  • Ludwig Zwickl, GySEV - the Raaberbahn, operating history of the Austrian lines,, 2011, ISBN 978-3-9502648-5-2 .

Web links

Commons : Neusiedler Seebahn  - Collection of images, videos and audio files


  1. a b Opened as a 109 kilometer long local railway Kis-Czell - Pandorf , which connected to the Hungarian state railway company in the Parndorf station . - See: Economic communications. (...) A local train. In:  Linzer Volksblatt , No. 292/1897, December 22, 1897, p. 5, bottom center. (Online at ANNO ). Template: ANNO / Maintenance / lvb.

Individual evidence

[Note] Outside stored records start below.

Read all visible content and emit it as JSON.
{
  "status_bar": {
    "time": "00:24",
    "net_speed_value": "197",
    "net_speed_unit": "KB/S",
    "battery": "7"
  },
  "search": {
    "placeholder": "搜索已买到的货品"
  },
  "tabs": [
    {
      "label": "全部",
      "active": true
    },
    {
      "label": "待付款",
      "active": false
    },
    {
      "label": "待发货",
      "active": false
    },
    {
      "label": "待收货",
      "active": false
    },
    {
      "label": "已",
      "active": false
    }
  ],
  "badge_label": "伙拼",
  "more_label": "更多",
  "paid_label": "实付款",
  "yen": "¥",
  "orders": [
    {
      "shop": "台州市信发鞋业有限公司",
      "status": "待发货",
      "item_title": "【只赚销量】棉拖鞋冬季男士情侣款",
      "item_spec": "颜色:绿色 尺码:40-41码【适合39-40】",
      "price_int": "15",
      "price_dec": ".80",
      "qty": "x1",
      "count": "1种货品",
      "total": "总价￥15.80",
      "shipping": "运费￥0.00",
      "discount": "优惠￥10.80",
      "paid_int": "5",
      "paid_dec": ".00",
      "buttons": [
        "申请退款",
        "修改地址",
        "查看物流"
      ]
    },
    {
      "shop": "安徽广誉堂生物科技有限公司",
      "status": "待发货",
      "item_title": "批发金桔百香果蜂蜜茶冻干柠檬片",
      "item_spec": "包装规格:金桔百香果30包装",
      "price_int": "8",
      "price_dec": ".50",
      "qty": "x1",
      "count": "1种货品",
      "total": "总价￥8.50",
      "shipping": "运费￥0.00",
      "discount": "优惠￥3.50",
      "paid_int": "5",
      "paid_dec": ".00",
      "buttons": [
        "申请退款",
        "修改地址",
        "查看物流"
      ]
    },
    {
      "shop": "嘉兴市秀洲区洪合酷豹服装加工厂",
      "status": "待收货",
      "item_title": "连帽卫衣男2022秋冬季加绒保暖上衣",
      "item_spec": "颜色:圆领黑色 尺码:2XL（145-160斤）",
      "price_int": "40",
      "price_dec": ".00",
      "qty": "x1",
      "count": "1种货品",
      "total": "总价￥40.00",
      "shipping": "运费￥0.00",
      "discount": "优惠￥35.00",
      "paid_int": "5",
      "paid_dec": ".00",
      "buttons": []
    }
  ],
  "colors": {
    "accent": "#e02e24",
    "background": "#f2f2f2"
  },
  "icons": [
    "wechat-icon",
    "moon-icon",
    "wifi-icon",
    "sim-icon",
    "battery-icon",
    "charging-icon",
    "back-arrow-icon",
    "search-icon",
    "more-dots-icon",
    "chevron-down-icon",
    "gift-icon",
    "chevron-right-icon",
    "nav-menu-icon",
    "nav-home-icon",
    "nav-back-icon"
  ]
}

  1. The origin ( Memento of the original from September 6, 2014 in the Internet Archive ) Info: The archive link was inserted automatically and has not yet been checked. Please check the original and archive link according to the instructions and then remove this notice. . In: , accessed on December 1, 2012. @1@ 2Template: Webachiv / IABot /
  2. Railway Atlas Austria, Schweers + Wall, 2010, p. 37
  3. ^ Johann Witz: The agricultural railways in the Seewinkel (horse tram Albrechtsfeld). In: Railway. ISSN  0013-2756 ZDB -ID 162227-4 . Born in 1968, issue 12, pp. 220–221 (about twelve kilometers, from St. Andrä near Frauenkirchen to today's Albertkazmerpuszta in Hungary, built after the First World War, discontinued in 1956).
    Johann Witz: The field railway in Wallern. In: Railway. Born in 1969, issue 6, pp. 95–96 (approx. 1916 to 1945).
    Hans Witz: The Agricultural Railway Frauenkirchen. In: Railway. Born in 1972, issue 1, p. 6 (after World War I until around 1956).
    Johann Witz: The field railway in Pamhagen. In: Railway. Born in 1971, issue 7, p. 101 (1912 to approx. 1945, 60 cm gauge, horse and diesel operation, approx. 6–8 km to the Apetloner Meierhof).
  4. border crossing Pamhagen-Fertöd - expansion of the scope of use,, accessed on April 22, 2014